Your assignment:
Filter the entries for the string "Dodge". Copy each line that has it.

Given records:
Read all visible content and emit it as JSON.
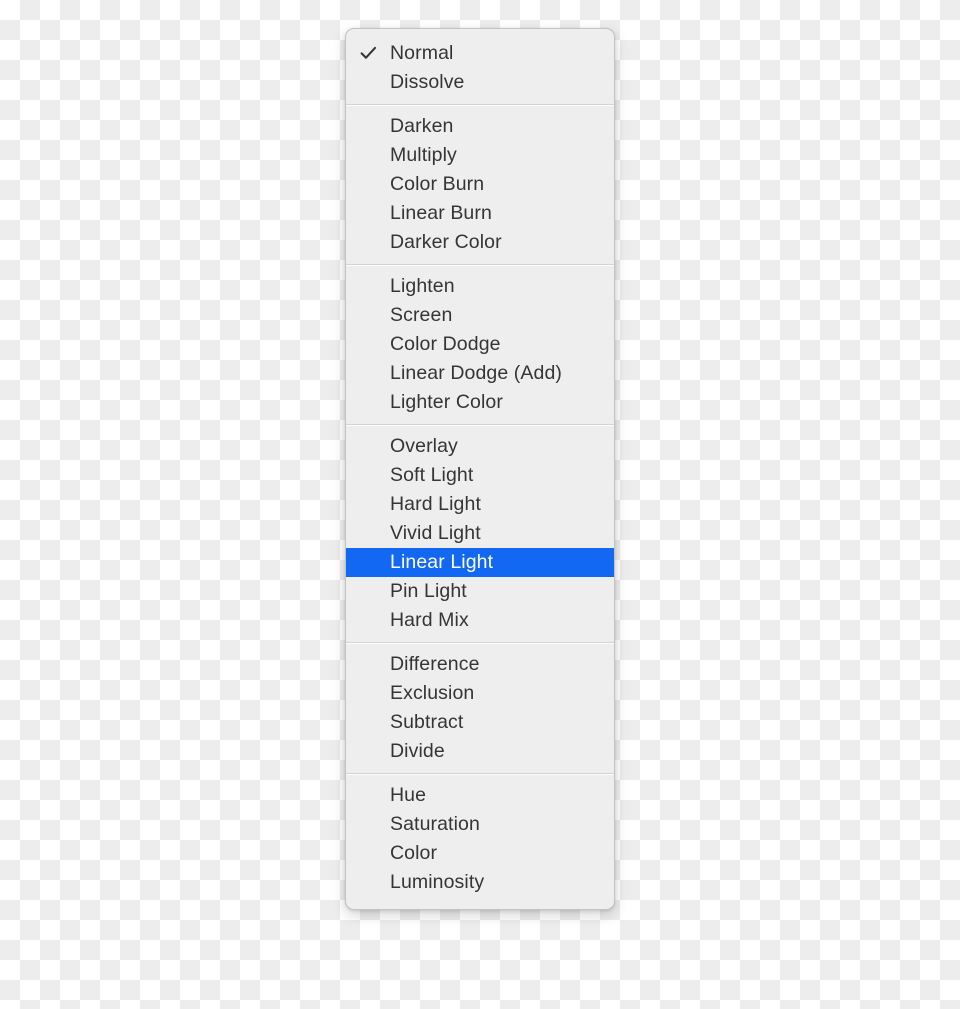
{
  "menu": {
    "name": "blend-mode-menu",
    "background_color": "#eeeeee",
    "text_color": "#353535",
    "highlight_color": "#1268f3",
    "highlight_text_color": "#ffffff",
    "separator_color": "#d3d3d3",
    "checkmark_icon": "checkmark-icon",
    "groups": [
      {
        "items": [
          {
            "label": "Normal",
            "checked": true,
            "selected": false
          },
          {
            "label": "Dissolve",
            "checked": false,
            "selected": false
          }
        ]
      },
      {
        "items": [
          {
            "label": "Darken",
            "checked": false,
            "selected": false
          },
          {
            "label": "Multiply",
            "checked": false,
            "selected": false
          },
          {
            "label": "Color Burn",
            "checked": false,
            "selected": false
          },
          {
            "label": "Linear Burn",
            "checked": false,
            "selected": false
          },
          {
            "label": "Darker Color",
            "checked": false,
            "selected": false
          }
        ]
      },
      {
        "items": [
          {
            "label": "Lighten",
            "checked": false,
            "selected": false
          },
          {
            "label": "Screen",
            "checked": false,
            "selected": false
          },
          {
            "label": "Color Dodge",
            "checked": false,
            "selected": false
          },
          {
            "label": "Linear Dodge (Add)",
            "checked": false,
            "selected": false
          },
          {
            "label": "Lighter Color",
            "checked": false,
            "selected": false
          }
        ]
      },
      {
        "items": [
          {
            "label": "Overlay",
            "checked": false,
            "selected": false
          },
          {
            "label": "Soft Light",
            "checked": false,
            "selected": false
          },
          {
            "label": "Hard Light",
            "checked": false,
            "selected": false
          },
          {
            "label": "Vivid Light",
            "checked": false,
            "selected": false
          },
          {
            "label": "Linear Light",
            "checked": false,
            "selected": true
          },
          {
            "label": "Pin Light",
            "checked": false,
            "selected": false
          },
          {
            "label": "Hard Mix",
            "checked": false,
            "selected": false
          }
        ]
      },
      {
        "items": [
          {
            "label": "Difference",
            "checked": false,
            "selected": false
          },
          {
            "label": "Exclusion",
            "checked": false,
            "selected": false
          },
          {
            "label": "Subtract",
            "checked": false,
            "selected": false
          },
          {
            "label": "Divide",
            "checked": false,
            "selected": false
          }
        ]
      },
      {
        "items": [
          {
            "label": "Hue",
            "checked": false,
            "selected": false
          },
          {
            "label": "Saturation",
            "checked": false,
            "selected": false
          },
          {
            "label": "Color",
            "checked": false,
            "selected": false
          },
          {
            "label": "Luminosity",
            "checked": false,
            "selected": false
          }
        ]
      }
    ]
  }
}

Answer section:
            "label": "Color Dodge",
            "label": "Linear Dodge (Add)",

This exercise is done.